With the pandemic’s historical importance in mind, the idea behind the project was to have students write journal entries that would eventually be given to the Fernie Museum. In an effort to document what it is like to be a youth today, the donated records will be archived and used for future research. In order to tie the project into a social studies curriculum, Gulyas asked his students to relate their entries to as many current events as possible.
The assignment quickly became cross curricular as Ron Ulrich, executive director of the Fernie Museum, got involved and recommended local novelist, Angie Abdou.
“I was looking up things about how to mentally help kids get through the struggles of isolation and loneliness, and journaling came up as a way to help kids get through this. I thought about the mental health aspect of writing down feelings. Tie that into social studies, they are creating a primary document, with the added weight that this could be archived. Bringing Angie Abdou in there now makes it not only a social studies and English project, but also a mental health support system,” said Gulyas.
Employing her background in teaching and literature, Abdou will be hosting a three part Zoom workshop for the students, wherein she encourages them to create a nonfiction story based on the events going on in their daily lives. The short stories are then to be archived in conjunction with the journal entries.
“We had a huge turnout for our first Zoom class, and I received a lot of assignments back. Many students are thinking and writing and exploring. I think a lot of them were on autopilot before this point, but sitting down and writing got them thinking about things,” said Gulyas.
Without fail, the assignment is inspiring students to reach into areas of their experience they otherwise may not have accessed. Gulyas mentioned that many of the students have already dug into the depths of their experience, speaking about feelings of isolation and loneliness, struggles with their families, and issues like sleep schedules.
“These are things they expressed in writing, and probably ones that they haven’t thought about before. That’s why I think journaling can be so powerful. I appreciate writing and how cathartic it can be,” said Gulyas.
In an effort to make it easier to archive the student’s assignments, Gulyas asked them to write, doodle and sketch their stories out by hand. Participating students are to hand in digital copies of their journals for the time being, as final drafts will be collected when schools open back up.
While Gulyas hopes many of his students will hand the assignment in to the museum to be archived, he stated that with the grading system having changed significantly, the assignment remains optional.
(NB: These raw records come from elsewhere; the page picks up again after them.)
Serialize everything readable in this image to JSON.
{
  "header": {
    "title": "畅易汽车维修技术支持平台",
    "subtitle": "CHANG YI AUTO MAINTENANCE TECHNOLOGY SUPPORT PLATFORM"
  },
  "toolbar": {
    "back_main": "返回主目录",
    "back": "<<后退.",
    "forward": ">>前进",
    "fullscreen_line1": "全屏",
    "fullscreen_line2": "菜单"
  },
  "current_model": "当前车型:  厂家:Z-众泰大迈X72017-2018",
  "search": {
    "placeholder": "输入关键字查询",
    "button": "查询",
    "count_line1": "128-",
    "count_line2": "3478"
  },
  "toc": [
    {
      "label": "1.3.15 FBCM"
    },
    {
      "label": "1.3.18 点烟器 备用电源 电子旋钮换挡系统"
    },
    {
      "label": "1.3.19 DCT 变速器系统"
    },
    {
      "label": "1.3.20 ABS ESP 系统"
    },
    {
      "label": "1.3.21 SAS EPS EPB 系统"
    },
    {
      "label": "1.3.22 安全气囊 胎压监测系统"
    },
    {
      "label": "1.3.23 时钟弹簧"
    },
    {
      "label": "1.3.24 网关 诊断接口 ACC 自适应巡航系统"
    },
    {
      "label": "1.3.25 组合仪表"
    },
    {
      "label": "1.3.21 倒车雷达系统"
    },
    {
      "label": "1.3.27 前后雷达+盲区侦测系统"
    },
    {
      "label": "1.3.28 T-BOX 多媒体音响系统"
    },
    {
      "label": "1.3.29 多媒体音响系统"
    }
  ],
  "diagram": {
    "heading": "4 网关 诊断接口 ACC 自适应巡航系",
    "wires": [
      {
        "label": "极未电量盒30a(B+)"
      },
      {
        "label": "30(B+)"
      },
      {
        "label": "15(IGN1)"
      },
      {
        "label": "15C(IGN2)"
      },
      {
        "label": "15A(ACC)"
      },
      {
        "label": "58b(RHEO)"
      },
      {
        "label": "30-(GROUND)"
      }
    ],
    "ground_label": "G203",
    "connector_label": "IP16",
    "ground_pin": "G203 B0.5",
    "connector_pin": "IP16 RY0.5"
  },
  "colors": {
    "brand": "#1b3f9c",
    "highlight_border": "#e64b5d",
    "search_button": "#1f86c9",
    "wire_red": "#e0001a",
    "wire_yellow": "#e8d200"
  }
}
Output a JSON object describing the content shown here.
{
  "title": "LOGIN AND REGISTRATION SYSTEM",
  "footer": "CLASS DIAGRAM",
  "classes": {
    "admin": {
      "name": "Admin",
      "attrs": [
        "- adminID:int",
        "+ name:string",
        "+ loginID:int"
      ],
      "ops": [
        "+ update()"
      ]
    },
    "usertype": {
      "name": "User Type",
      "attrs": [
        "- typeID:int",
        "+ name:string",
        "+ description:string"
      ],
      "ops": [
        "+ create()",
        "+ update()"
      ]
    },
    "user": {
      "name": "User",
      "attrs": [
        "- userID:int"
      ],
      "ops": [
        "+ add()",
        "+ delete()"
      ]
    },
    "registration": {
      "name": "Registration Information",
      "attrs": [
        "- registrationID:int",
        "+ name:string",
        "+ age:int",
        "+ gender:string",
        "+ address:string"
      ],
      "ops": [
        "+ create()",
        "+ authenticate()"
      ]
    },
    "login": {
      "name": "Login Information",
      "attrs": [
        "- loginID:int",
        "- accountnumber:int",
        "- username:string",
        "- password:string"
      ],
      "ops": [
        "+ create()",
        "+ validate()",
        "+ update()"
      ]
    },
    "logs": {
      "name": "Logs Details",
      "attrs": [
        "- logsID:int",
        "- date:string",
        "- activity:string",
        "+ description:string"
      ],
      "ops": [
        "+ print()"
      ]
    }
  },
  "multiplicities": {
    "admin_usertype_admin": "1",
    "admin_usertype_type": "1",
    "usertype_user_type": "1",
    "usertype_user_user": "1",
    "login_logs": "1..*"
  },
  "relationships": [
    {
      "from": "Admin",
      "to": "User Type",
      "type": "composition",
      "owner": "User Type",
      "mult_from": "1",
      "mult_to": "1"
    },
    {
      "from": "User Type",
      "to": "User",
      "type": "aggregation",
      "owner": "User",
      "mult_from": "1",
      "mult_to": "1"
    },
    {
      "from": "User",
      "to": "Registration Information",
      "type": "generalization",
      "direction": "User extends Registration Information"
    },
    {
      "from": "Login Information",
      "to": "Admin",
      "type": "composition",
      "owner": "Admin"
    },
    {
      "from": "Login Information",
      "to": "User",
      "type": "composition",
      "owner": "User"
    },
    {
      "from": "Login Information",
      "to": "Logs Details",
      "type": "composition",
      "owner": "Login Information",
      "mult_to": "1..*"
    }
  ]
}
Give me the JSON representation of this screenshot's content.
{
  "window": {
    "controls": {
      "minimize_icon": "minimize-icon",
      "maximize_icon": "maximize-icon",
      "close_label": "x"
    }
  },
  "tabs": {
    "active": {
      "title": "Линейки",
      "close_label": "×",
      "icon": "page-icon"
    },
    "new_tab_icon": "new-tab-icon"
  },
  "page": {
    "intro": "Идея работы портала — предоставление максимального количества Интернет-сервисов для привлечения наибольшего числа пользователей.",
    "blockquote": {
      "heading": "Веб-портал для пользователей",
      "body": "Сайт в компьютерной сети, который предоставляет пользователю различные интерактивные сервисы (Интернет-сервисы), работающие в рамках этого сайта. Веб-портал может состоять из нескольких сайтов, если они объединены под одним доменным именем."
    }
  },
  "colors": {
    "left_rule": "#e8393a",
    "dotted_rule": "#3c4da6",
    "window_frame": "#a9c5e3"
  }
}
With the pandemic affecting students in terms of accessibility to technology, guidance, and supervision, Gulyas stated that teachers are currently focusing on developing skills and making learning meaningful, rather than adhering to strict curriculum material.
Trying to find creative ways to teach students material that they can connect to during isolation, he has come up with other similar assignments, such as a playlist project. By tasking his grade nines to create playlists of songs they are currently listening to, he encouraged them to tap into the emotions represented by each song. Through both assignments, Gulyas has come to a better understanding of the perspective and plight of youth, as well as the importance social media and music have had on maintaining the optimism and sense of community for them during the pandemic.